With regard to bumblebee 'migration', it isn't about individuals physically relocating. Rather, what is expected is that as temperatures warm, species sensitive to temperature will start to have better reproductive success on one end of their range that favors them, and reduced success at the other end of the range. Over time the favorable edge expands and unfavorable edge shrinks and the whole population moves over many generations. But this presumes that the necessary habitat exists in the direction the population is moving. If you reach a northern forest with no wildflowers for hundreds of miles, now what?
There's really a dearth of good long term data on wild bees:
Jennifer Sass, of the Natural Resource Defense Council, acknowledged in a webinar put on by Northeastern IPM Center that there is no data available showing the decline of wild bees, saying environmental groups can only “presume” that wild bees are in decline. But the science doesn’t back up that presumption.
The advantage to this new narrative is that there simply are no good statistics on wild bees. We don’t even know how many species of wild bees there are, let alone their numbers or the population trends over time. Except for several bumblebee species that have collapsed due to disease, no baseline data exist on indigenous bee populations in this country and how they are changing over time–just the kind of black box science that invites advocacy scare mongering.
There is every reason to believe, however, that the new crisis is just as thinly supported by science as the old one. A 2013 study published in the Proceedings of the National Academy of Sciences analyzed U.S. native bee populations over a 140-year period. Only three of 187 native species had declined steeply, almost certainly due to a pathogen and not any pesticide. In Europe, wild bee populations have been in decline for nearly seventy years, but in recent decades the decline has slowed and in some cases turned around, even as the use of neonics has skyrocketed

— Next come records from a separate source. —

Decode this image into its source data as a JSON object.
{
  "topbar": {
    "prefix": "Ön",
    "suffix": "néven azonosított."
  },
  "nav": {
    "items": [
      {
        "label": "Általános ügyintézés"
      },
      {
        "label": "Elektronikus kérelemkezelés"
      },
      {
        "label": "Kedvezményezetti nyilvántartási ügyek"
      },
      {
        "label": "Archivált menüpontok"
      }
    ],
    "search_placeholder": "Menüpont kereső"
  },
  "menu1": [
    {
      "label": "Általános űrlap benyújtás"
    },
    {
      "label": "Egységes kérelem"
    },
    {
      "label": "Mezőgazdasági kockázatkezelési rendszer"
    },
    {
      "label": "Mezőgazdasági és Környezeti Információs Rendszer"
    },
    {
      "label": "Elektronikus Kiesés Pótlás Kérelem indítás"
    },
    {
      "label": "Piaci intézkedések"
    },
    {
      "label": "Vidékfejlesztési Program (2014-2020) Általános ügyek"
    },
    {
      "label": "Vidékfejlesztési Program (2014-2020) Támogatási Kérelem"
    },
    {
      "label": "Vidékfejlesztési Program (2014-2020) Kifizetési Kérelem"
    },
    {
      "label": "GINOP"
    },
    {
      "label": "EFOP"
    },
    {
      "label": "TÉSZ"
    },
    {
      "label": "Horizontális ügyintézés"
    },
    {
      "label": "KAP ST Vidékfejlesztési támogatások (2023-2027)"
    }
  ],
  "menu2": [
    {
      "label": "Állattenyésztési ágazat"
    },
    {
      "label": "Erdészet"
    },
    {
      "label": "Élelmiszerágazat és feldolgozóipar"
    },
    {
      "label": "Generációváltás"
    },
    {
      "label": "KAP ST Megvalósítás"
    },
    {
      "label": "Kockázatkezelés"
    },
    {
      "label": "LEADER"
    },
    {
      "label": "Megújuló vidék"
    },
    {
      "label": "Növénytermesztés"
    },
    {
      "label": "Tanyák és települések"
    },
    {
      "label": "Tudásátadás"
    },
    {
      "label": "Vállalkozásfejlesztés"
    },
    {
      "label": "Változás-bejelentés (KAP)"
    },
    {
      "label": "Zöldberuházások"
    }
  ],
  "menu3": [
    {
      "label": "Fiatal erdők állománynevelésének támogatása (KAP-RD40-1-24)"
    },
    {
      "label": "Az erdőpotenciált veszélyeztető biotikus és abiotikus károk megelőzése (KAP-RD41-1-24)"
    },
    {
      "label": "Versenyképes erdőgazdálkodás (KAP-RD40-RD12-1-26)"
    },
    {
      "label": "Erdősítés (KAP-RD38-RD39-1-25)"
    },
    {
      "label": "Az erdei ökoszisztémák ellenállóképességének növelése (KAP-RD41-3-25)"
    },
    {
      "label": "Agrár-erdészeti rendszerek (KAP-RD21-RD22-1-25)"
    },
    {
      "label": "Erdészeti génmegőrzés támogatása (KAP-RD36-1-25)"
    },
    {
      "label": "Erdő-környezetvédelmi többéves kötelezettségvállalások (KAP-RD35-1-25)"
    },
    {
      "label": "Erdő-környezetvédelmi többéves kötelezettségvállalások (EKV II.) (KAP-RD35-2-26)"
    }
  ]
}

A recent three-year study published in Nature, conducted by 58 scientists around the world, found that the wild bee species that pollinate crops (and which would therefore come into the greatest contact with neonics) are flourishing.
Sam Droege, a wild bee specialist at the U.S. Geological Survey who has been tasked with performing the first comprehensive survey ever of wild bee populations in the U.S., has said his surveys so far indicate that most wild bees are doing just fine.
Via Beemageddon? As hysteria over honey bees recedes, anti-neonic narrative refocuses on wild bees
Long term data is important because bee populations can naturally double or halve in just one year:
Year-to-year shifts in bee abundance for three tropical and five temperate bee censuses were comparable. In short studies (2-4 years) and during longer studies (17-21 years), 59 species that included solitary, social, and highly social bees had mean abundances that varied by factors of 2.06 for temperate bees and 2.16 for tropical bees. “Normal” bee populations commonly halved or doubled in 1-yr intervals. Longer term data are only available for the tropics. Stochastic variation and limitations of monitoring methods suggest that minimum series of four years (i.e., three intervals) of several counts during the active season may demonstrate genuine trends. Longer term, continuous studies are still needed for meaningful insights on pollinator population shifts in nature.
Via Ups and Downs in Pollinator Populations: When is there a Decline?
The author explains a little more the causes of doubling/halving - more rain means more flowers which make more nectar that makes more bees:
One benefit of doing long-term studies is that I see what happens when an El Niño year comes in the tropics, which causes sustained and super-productive flowering and feeds a lot more bees than the normal,” he said. “This makes populations go up and then go down—they're supposed to do that. After a year or two of big decline people will start saying Henny Penny the sky is falling, but you can't predict anything on the basis of one or two years of study. Stability is not the norm, not here or anywhere else.
Via Smithsonian's Bee Man Delivers Up Some Advice for Dealing with Colony Collapse Disorder